Among the entries that follow, find every line with the word "JSON" and list it.

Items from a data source
[Start of Attachment]
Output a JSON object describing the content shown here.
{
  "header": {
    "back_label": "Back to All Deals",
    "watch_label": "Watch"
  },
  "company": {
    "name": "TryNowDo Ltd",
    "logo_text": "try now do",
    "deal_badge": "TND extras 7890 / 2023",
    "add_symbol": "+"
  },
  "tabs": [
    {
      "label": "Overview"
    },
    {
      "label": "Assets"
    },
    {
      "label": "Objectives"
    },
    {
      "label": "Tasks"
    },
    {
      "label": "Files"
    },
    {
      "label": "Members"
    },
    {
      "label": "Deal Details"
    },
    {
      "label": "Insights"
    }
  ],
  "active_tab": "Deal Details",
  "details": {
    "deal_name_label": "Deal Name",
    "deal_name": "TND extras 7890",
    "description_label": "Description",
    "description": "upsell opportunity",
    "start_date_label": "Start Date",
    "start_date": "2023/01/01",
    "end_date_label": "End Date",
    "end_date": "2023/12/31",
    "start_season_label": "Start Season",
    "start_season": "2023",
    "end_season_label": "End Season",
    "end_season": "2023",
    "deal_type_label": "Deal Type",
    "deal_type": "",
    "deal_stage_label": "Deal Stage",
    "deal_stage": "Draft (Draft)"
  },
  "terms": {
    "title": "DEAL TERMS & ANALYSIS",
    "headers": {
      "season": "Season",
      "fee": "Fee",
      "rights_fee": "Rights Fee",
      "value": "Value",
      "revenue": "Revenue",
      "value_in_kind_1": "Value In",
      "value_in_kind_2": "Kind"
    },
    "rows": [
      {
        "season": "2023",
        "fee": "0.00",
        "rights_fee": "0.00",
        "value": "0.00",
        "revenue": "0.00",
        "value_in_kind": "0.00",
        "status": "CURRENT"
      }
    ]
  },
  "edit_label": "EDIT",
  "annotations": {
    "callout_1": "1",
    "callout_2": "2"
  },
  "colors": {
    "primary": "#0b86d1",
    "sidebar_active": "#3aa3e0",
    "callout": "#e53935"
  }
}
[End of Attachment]
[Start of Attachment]
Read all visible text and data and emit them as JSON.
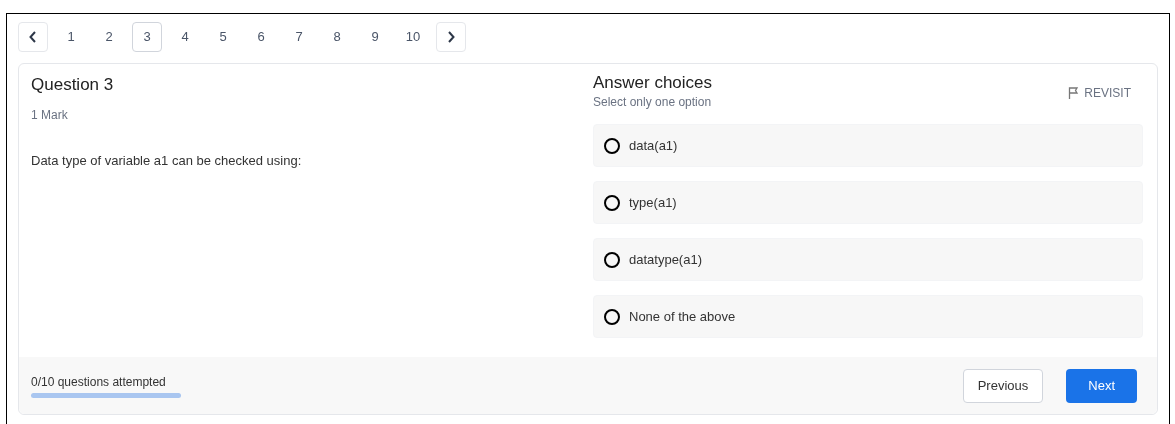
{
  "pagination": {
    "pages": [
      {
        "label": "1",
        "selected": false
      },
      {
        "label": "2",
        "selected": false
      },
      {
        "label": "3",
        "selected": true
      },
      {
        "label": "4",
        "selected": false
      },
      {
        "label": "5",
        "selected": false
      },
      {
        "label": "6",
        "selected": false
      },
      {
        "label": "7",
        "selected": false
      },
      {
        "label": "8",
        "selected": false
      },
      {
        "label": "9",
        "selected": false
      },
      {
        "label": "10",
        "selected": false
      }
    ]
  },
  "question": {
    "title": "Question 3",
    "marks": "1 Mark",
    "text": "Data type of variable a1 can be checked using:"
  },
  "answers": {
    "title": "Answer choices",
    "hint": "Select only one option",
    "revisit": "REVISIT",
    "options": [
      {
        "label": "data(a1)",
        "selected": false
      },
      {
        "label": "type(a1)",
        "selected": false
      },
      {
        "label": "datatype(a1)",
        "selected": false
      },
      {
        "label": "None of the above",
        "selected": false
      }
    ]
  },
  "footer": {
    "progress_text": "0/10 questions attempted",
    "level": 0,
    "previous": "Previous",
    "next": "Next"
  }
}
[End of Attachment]
* [FINAL ANSWER]
Output a JSON object describing the content shown here.
Read all visible text and data and emit them as JSON.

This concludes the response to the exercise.